Ah well. This may be The Year of The Eye Problems or the impossible to rescue! I'd rather have Swifts!
Initially we thought Bea was a young Common Grackle but we soon found out there was nothing "common" about her. She was so delicate yet showed amazing strength and courage as she tried to overcome her vision loss. Bea had made amazing strides, literally, on day three here. We believed her eyesight was improving.
She no longer tapped her way around but took steady and purposeful steps. She walked to the edge of the counter and I quickly put my hand out in front of her to stop her from falling and she backed off! She then turned around ... took two steps and hopped on my hand!!!!! :-) She definitely seeks the light and had been very mobile Monday.

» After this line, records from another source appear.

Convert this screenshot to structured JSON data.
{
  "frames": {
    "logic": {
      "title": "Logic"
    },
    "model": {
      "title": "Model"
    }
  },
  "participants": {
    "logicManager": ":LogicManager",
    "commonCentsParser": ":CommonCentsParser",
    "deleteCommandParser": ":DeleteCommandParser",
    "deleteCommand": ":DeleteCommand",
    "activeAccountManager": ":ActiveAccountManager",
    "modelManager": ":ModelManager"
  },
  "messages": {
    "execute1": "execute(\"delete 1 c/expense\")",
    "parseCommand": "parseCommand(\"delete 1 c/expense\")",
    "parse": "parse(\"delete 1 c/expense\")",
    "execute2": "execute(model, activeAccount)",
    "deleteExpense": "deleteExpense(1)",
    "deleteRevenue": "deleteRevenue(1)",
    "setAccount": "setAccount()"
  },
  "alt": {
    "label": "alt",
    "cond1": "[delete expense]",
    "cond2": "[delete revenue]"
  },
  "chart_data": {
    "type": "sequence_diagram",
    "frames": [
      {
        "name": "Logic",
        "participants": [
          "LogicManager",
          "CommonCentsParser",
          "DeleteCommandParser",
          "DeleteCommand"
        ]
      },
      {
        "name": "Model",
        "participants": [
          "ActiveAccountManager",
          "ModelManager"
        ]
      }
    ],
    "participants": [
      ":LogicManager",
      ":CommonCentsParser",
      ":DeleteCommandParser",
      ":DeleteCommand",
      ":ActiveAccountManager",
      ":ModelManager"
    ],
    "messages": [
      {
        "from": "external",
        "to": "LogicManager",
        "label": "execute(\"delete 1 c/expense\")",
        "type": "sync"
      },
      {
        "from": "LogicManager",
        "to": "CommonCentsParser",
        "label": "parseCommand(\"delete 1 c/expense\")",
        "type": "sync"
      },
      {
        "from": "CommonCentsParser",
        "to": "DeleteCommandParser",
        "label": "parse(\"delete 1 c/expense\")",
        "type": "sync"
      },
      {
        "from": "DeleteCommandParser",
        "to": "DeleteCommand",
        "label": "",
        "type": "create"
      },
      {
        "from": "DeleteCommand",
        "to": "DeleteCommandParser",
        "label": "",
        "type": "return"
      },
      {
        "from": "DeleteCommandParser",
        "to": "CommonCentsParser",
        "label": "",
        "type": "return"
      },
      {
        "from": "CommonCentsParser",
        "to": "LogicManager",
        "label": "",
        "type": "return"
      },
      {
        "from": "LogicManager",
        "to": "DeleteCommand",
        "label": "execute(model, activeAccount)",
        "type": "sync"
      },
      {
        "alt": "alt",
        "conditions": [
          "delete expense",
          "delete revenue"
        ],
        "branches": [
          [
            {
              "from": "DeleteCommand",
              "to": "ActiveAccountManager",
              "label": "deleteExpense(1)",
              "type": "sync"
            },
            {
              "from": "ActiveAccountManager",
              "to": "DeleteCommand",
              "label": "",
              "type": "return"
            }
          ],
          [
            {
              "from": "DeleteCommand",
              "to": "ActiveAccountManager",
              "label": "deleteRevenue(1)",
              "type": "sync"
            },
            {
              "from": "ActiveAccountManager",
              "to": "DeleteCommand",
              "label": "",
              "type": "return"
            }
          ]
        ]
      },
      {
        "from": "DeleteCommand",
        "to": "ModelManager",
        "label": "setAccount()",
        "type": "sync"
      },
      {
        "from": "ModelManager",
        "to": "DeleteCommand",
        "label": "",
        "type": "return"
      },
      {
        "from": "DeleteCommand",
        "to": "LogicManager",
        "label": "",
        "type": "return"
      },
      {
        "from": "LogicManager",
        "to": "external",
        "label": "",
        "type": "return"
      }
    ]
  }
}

Bea has been very busy doing her wing stretches and flapping. The skin on her face was healing and had some scabs on it. What had caused her injuries?
Of course she was also preening her feathers too. A girl needs to look her best at all times, dontchaknow? Her beak was slender and more delicate than that of a Grackle. She had started to show signs of patches on her wings. The skin of her feet was sooooo soft! Her voice was not entirely Grackle-ish. Bea now had more tail feathers growing and this confirmed that she was a young Red-winged Blackbird.
She was not getting that she needs to start to eat on her own or drink water either. If we placed a hunk of blueberry, grape or cherry in her mouth she would swallow it but she was not even trying in the least to pick anything up on her own. Cherries and grapes were her favourites! :-) Bea was tapping at the towel and pulling on it so there's at least there was a start.
Little Bea was giving us mixed signals on Monday. She was definitely getting around with more confidence but she didn't sing when ~her band~ was on the radio. Mike said he noticed she stumbled a few times in the late afternoon and she took up an odd posture of holding her wings out and resting like that. ??? Strange! She was more difficult to feed and she resisted having the tube stuck into her crop.
Maybe she knew she needed to leave and didn't want us to delay her departure? Mike thinks maybe she had some brain damage from heat stroke. It was very hot when he found her and even hotter for her resting on the pavement. :*( In the wee hours of Tuesday morning I heard her fluttering.
Bea had a seizure and was laying on her side. She struggled for breath for less than a minute and I held her, gave her a kiss on top of her head and told her it was OK to leave her darkness. Don't be afraid little one. Go toward the Light and see God. Her mission here on Earth was done and she was gone.
Take what ever adversities are given to you and show the world you can overcome them. If you cannot over come the adversities then you try the very best you can to do well. Always know there may be someone who is watching out for your safety and someone who loves you in spite of it all and will help you through it all.
A life lesson for all species from someone small and young. The teacher? A tiny bird named Bea.